- Work instructions:
Whenever a line in the following entries includes "Connected", tally it. Report nothing except the final count.

Entries from a dataset of interfaces:
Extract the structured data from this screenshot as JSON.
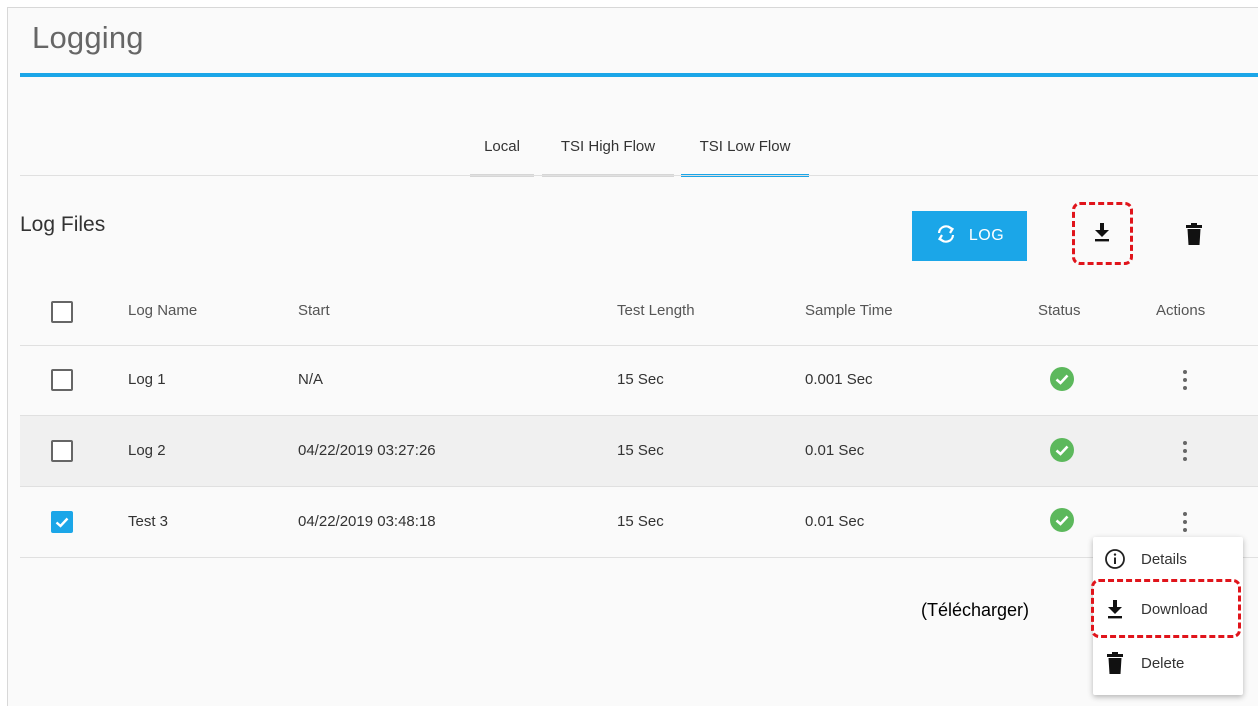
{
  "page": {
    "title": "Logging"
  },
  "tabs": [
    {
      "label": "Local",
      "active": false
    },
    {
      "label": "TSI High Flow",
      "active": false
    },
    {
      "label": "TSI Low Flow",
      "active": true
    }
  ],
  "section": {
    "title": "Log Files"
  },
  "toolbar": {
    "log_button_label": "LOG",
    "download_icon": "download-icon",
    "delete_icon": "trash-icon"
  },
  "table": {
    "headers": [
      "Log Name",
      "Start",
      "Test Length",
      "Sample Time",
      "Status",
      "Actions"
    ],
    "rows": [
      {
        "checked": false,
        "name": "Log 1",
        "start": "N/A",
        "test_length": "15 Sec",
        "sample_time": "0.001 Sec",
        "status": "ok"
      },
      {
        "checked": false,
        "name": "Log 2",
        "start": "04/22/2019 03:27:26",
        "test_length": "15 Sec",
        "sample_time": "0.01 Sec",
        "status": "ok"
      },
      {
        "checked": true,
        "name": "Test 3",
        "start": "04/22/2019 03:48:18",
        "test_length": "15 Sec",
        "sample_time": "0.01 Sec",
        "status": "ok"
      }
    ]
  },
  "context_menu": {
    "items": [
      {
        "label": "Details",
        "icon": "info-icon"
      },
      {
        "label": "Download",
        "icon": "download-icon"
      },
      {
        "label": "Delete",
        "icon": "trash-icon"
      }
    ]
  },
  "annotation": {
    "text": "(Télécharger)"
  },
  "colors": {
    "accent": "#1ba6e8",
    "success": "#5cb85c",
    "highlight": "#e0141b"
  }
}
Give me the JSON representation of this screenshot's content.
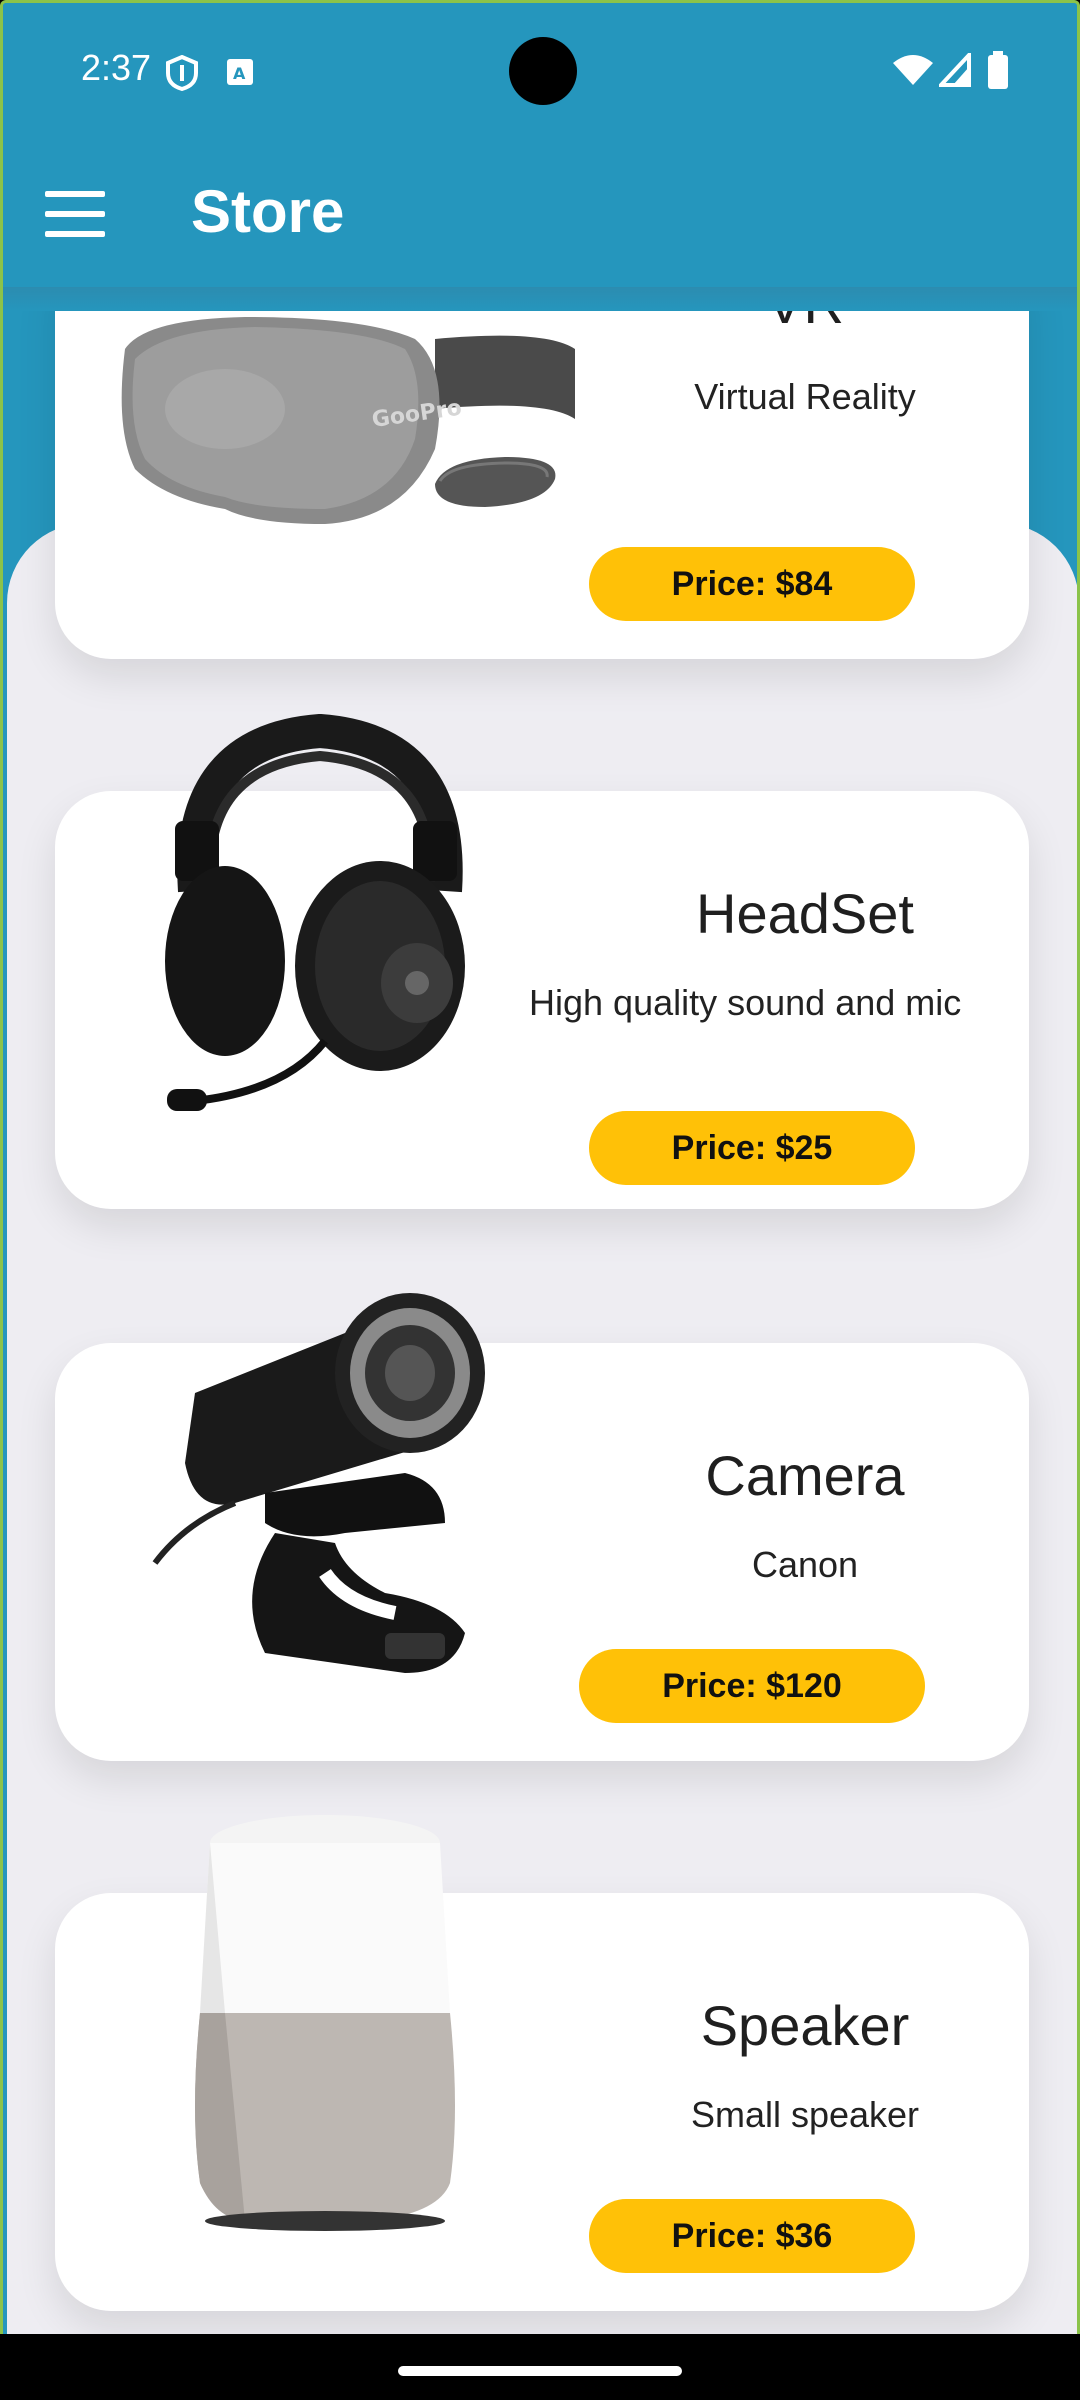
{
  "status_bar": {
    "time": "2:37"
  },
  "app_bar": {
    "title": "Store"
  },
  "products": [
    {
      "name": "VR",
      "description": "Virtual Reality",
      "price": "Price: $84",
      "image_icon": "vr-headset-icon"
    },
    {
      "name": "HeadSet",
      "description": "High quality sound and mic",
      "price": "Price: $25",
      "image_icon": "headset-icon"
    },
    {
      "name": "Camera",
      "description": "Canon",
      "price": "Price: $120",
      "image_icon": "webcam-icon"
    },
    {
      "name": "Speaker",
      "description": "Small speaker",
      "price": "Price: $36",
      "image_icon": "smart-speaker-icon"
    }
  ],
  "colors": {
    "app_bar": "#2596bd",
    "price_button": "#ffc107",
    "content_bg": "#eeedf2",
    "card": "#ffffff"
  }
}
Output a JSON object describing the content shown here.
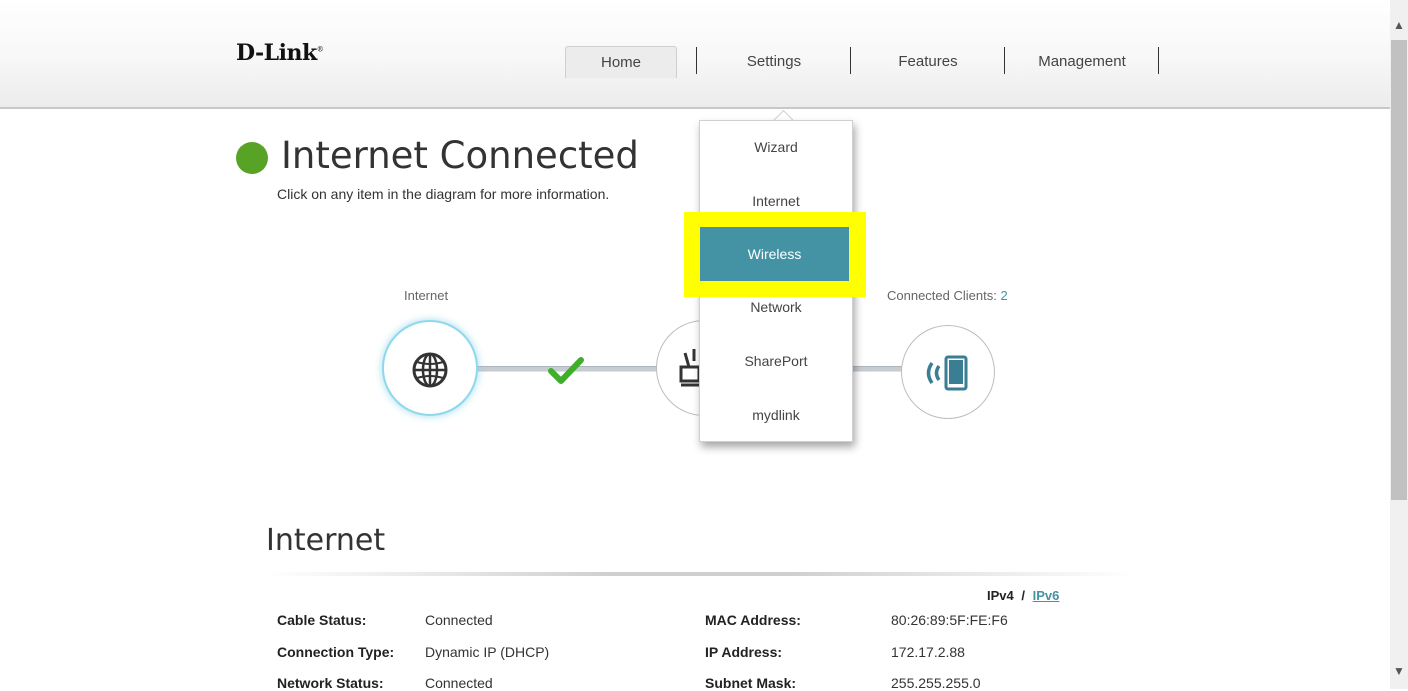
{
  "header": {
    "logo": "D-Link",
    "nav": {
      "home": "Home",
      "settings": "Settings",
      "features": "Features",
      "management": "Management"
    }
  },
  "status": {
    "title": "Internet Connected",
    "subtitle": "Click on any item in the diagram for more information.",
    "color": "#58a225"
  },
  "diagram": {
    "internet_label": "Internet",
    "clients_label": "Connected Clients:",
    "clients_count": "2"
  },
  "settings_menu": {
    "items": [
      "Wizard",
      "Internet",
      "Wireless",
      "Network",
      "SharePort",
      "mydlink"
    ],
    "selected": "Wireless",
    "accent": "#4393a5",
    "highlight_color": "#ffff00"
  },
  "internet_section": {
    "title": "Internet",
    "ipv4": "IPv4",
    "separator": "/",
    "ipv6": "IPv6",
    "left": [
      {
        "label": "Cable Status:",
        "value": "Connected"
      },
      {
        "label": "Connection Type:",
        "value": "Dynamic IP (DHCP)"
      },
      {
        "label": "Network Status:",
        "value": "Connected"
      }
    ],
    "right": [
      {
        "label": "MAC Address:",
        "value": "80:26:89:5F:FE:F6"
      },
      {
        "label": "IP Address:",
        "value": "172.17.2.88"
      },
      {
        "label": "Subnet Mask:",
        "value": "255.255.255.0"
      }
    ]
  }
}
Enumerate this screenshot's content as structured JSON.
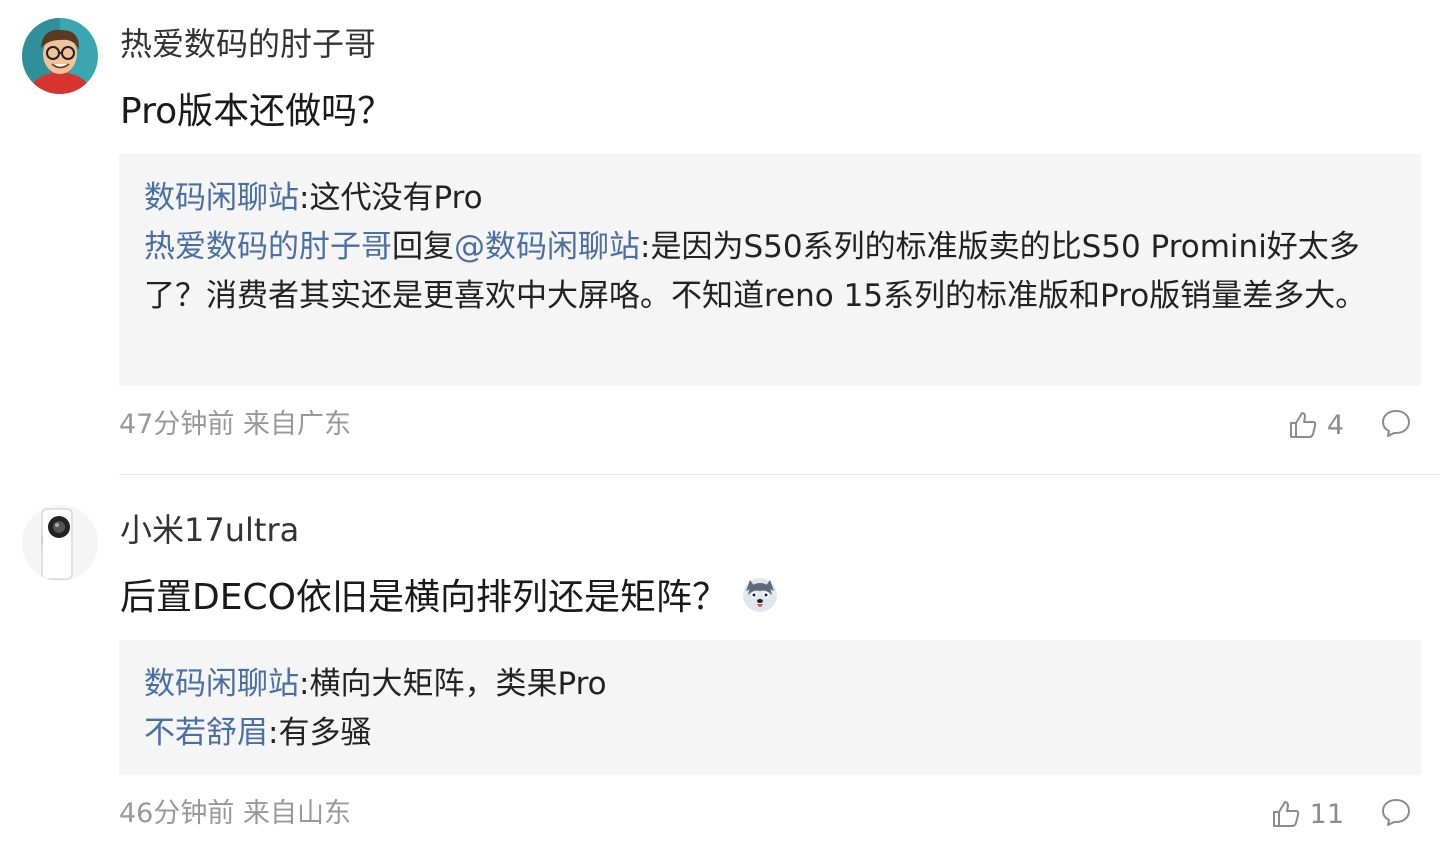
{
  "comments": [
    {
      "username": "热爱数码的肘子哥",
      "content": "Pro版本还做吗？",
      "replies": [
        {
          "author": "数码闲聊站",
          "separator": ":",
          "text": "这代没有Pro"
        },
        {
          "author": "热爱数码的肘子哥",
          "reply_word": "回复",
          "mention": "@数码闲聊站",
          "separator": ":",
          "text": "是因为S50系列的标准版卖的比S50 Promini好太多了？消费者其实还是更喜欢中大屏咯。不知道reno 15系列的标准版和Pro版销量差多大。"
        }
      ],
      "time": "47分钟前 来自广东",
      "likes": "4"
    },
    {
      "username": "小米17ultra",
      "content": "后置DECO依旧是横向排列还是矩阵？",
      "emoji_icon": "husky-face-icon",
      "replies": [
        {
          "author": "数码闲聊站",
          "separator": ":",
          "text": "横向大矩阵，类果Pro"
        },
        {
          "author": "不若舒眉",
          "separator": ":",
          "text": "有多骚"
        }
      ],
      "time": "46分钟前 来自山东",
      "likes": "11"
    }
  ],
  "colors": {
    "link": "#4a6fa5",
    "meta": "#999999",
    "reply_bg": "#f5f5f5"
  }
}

- Task answer:
4